In the 19th century, around the time Guy Fawkes became the central figure in Bonfire Night celebrations, literary representations of Fawkes began to change. In George Macfarren’s 1822 play, Guy Fawkes, or The Gunpowder Treason. An Historical Drama, in Three Acts, Fawkes becomes a patriot fighting against a tyrannical regime. In Guy Fawkes, or The Gunpowder Treason: An Historical Romance, the novel by William Harrison Ainsworth, Fawkes is a sympathetic figure, championing freedom and the Catholic faith. In the 20th century, this sympathetic representation was taken a step further by Alan Moore and David Lloyd in their comic book series V for Vendetta, which was first serialized in 1982.
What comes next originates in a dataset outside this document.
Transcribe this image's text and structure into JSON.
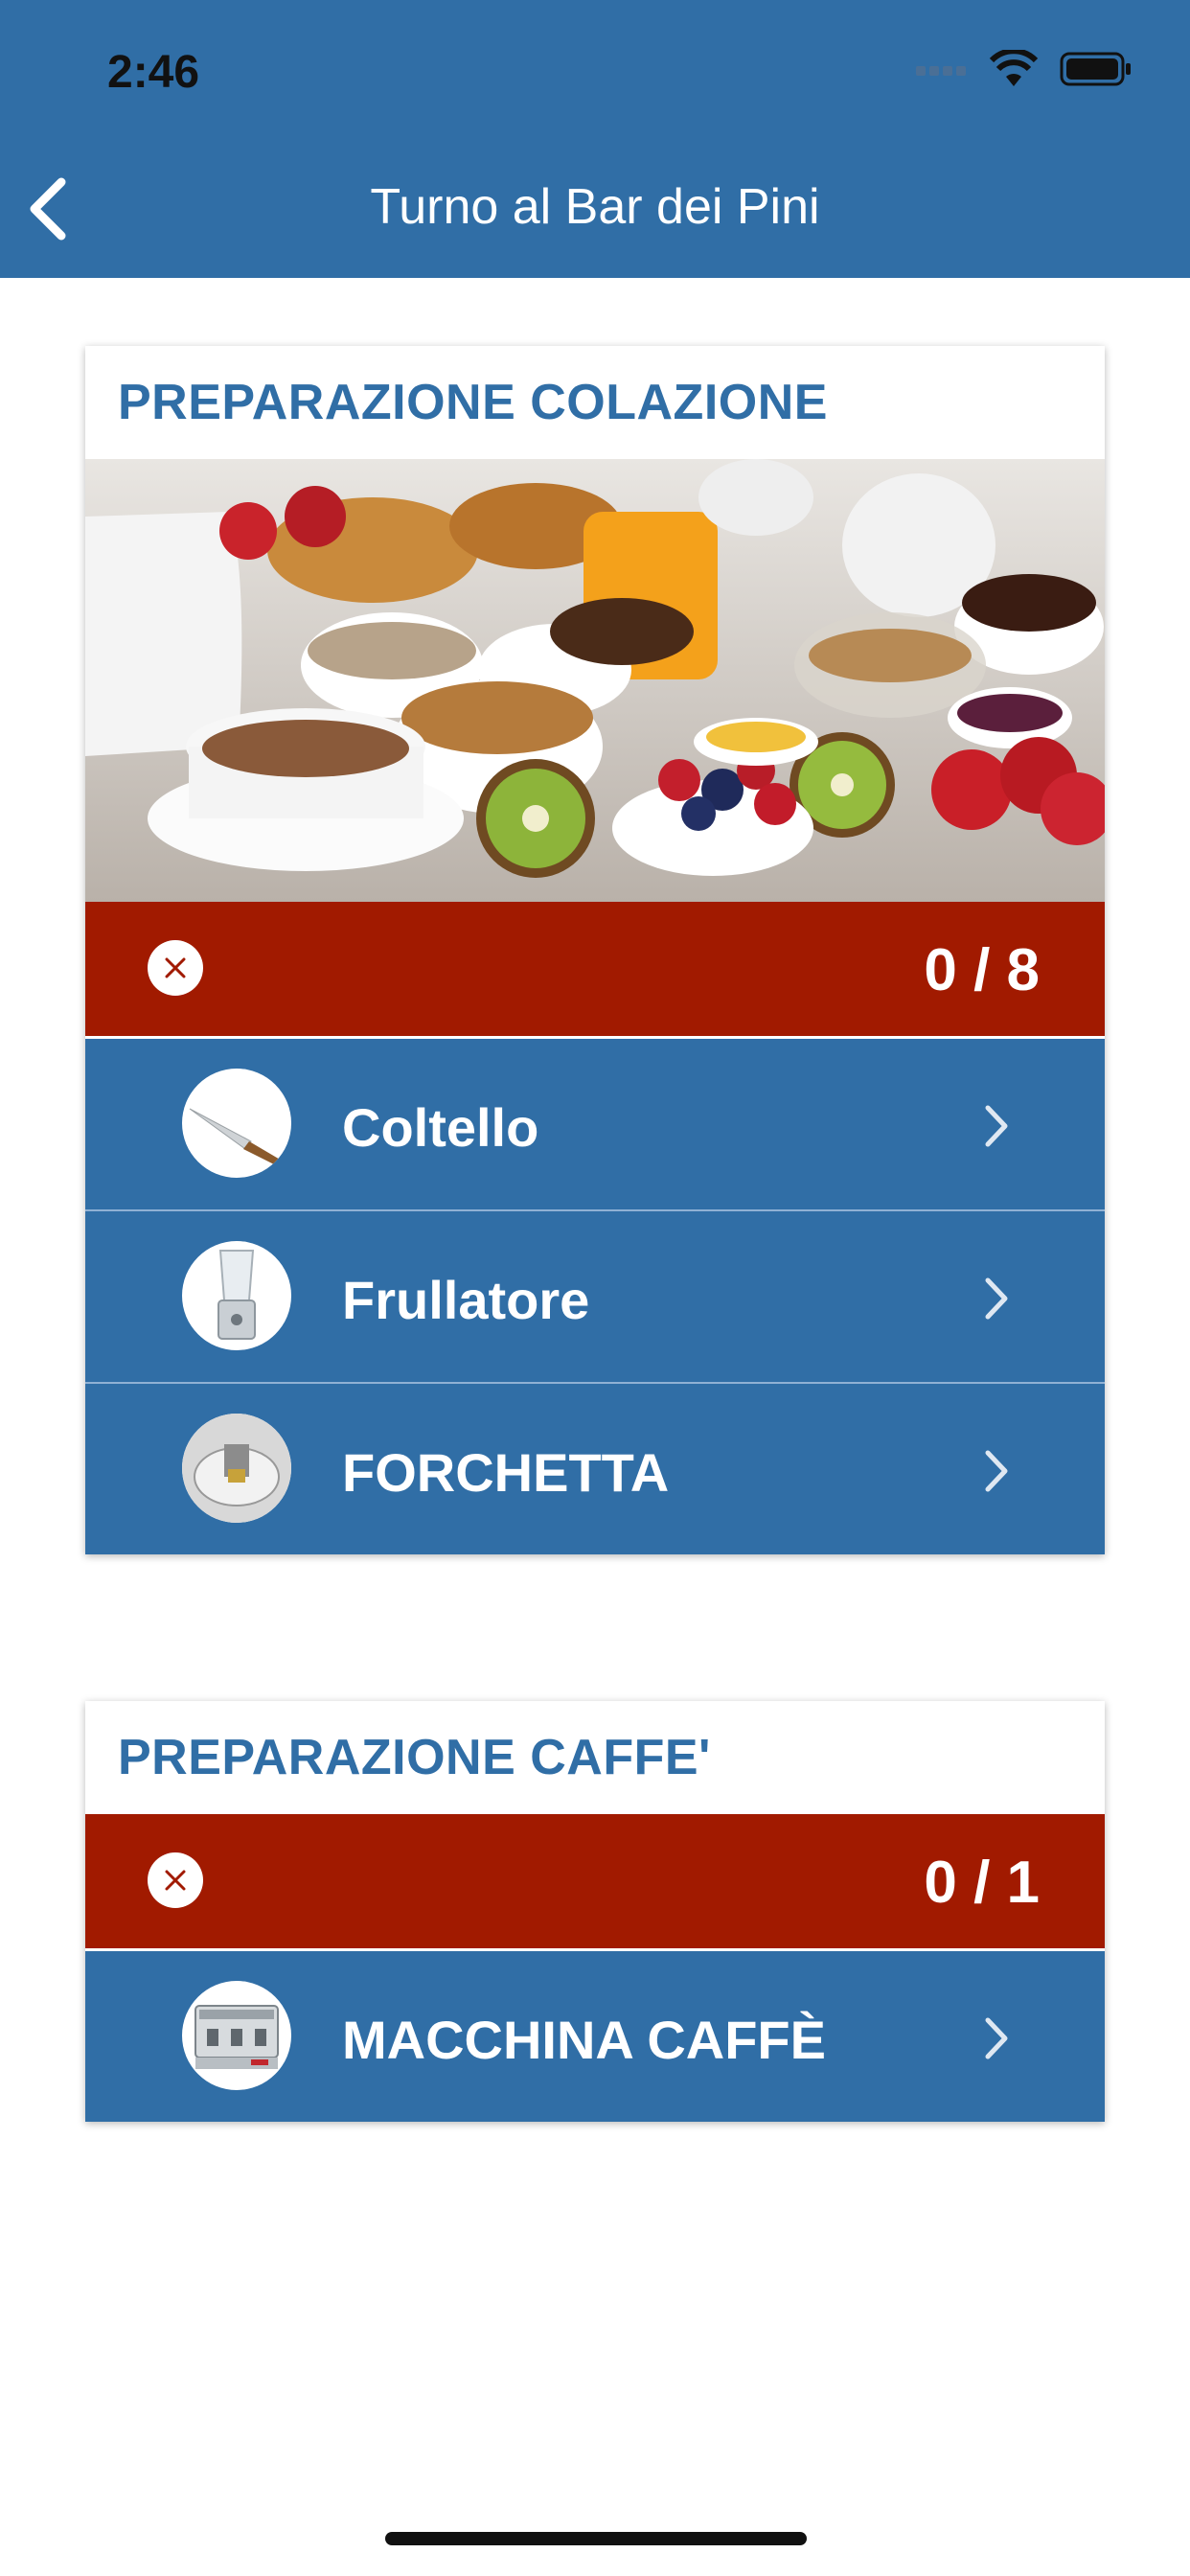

Set in 1997, after a fascist regime comes to power in the wake of a nuclear war, V for Vendetta chronicles the story of V, a man who refashions himself in the image of Guy Fawkes and sets out to take revenge on the repressive regime that has abused him and to free his countrymen from its control. This use of Guy Fawkes was a conscious departure from the image of Fawkes as a villain, as illustrated by a letter David Lloyd wrote to Alan Moore, “I was thinking, why don’t we portray him as a resurrected Guy Fawkes, complete with one of those papier-mâché masks, in a cape and conical hat? He’d look really bizarre and it would give Guy Fawkes the image he’s deserved all these years. We shouldn’t burn the chap every November 5th but celebrate his attempt to blow up Parliament!” Through their comic book series, Lloyd and Moore use the image of Fawkes as a symbol to advocate for the use of vigilantism in the fight against corruption.
The film V for Vendetta, a reinterpretation written by the Wachowski brothers and directed by James McTeigue, makes the Guy Fawkes symbolism in the character of V far more explicit. When justifying his plan to blow up parliament, V says, “The building is a symbol, as is the act of destroying it. Symbols are given power by people. Alone a symbol is meaningless, but with enough people, blowing up a building can change the world.”
Today, the idea of Guy Fawkes as a symbol of resistance has been picked up by a number of different people in different contexts. The group Anonymous, an Internet vigilante group based on a philosophy of “hacktivism,” wears Guy Fawkes masks at protests. In addition, Guy Fawkes masks have appeared recently at protests like Occupy Wall Street and others worldwide, demonstrating how potent this new symbolic representation of Guy Fawkes has become and how distant it is from the events of 400 years ago.
So, the answer to the question “When we remember Guy Fawkes, who is it we remember?” seems to be that we remember not one thing but many. We remember the soldier and the straw-man and the symbol, because he is all those things and more. He is the face of the Gunpowder Plot and, perhaps, the face of the future.